The expected output is the data below, character for character, without its pictures.

───── LISTED RECORDS

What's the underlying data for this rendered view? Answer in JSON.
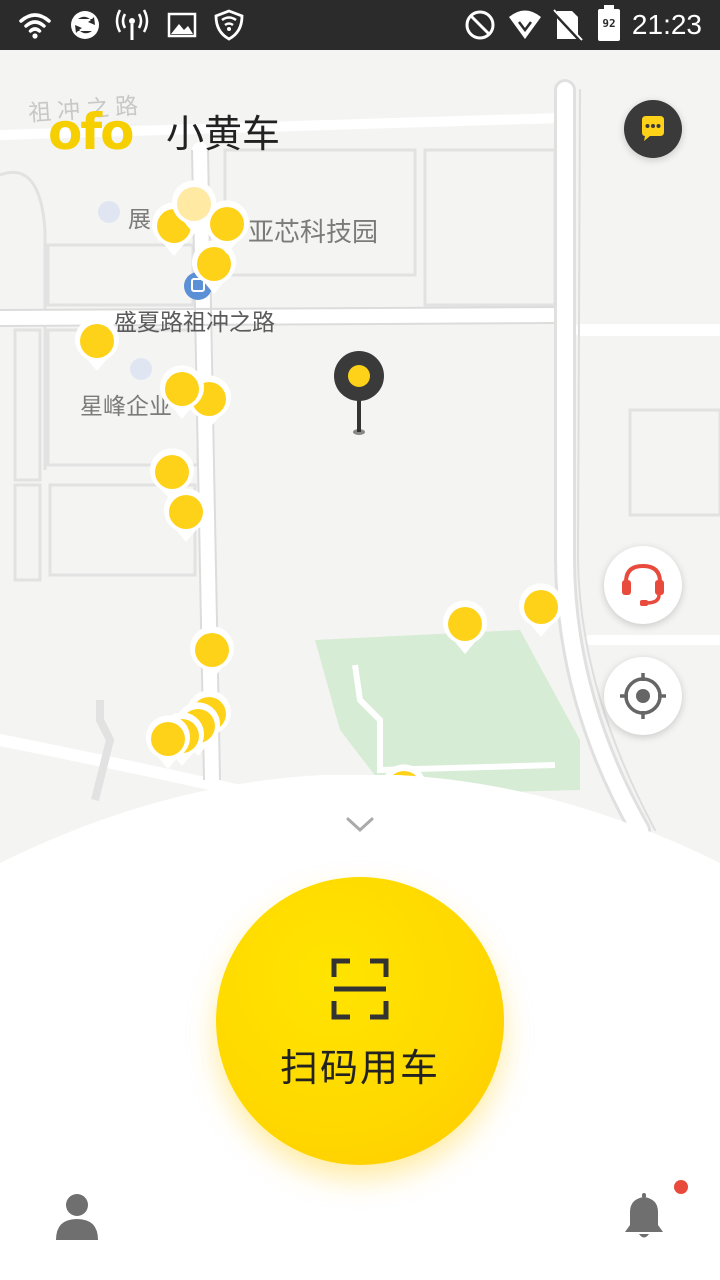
{
  "status_bar": {
    "time": "21:23",
    "battery": "92"
  },
  "app": {
    "brand": "ofo",
    "name": "小黄车"
  },
  "map": {
    "labels": {
      "road_top": "祖冲之路",
      "poi_zhan": "展",
      "park": "亚芯科技园",
      "bus_stop": "盛夏路祖冲之路",
      "poi_xingfeng": "星峰企业"
    }
  },
  "bottom": {
    "scan_label": "扫码用车"
  },
  "colors": {
    "brand_yellow": "#ffd800",
    "dark": "#2b2b2b",
    "service_red": "#e84b3c",
    "park_green": "#d7ecd5"
  },
  "icons": [
    "chat-icon",
    "customer-service-icon",
    "locate-icon",
    "scan-icon",
    "user-icon",
    "bell-icon",
    "location-pin-icon",
    "bike-marker-icon"
  ]
}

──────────

■ SOLUTION
What's the underlying data for this rendered view? Answer in JSON.
{
  "status_bar": {
    "time": "21:23",
    "battery": "92"
  },
  "app": {
    "brand": "ofo",
    "name": "小黄车"
  },
  "map": {
    "labels": {
      "road_top": "祖冲之路",
      "poi_zhan": "展",
      "park": "亚芯科技园",
      "bus_stop": "盛夏路祖冲之路",
      "poi_xingfeng": "星峰企业"
    }
  },
  "bottom": {
    "scan_label": "扫码用车"
  },
  "colors": {
    "brand_yellow": "#ffd800",
    "dark": "#2b2b2b",
    "service_red": "#e84b3c",
    "park_green": "#d7ecd5"
  },
  "icons": [
    "chat-icon",
    "customer-service-icon",
    "locate-icon",
    "scan-icon",
    "user-icon",
    "bell-icon",
    "location-pin-icon",
    "bike-marker-icon"
  ]
}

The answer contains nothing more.